Work through the entries below and show every line in which "link" is found.

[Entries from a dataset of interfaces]
• • •
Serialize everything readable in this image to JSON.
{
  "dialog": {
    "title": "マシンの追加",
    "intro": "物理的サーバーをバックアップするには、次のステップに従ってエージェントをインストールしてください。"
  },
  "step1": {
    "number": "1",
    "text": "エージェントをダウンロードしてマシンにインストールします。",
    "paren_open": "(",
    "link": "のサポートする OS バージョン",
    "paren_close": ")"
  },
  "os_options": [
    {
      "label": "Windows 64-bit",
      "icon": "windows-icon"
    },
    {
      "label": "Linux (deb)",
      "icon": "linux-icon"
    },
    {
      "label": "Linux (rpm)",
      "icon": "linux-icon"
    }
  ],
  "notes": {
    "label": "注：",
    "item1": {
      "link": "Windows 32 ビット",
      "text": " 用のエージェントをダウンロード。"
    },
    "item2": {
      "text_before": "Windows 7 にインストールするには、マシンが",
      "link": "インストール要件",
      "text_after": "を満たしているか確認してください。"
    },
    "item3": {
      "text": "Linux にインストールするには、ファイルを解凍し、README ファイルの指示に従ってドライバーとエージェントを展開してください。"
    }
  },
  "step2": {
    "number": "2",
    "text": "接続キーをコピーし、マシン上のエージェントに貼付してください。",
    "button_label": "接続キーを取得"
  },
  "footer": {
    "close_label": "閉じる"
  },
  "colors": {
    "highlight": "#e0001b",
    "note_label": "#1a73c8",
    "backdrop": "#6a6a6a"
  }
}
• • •
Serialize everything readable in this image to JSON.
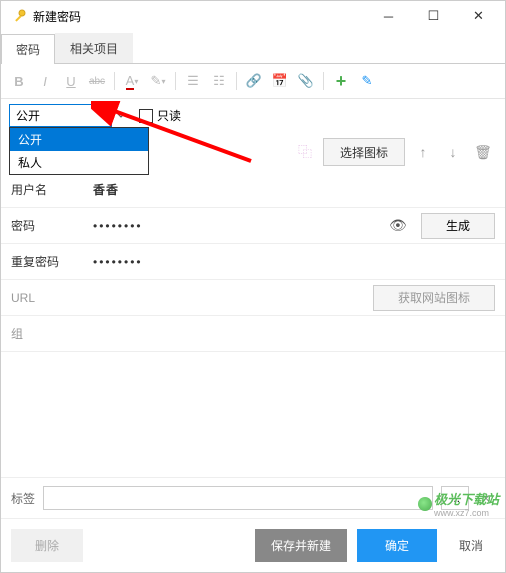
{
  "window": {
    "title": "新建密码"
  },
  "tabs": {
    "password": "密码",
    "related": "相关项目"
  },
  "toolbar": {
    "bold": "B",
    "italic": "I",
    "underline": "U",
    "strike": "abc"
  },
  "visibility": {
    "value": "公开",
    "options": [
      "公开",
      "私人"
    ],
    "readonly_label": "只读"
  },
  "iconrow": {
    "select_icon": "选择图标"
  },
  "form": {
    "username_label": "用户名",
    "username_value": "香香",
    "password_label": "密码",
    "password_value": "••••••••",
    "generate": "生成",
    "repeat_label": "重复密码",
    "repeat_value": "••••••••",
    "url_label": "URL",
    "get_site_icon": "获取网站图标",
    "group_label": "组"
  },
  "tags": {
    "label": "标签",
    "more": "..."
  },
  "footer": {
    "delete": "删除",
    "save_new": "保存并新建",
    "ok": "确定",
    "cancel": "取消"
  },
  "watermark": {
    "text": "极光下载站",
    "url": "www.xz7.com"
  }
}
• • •
-- ANSWER TO THE PROBLEM --
    "link": "のサポートする OS バージョン",
      "link": "Windows 32 ビット",
      "link": "インストール要件",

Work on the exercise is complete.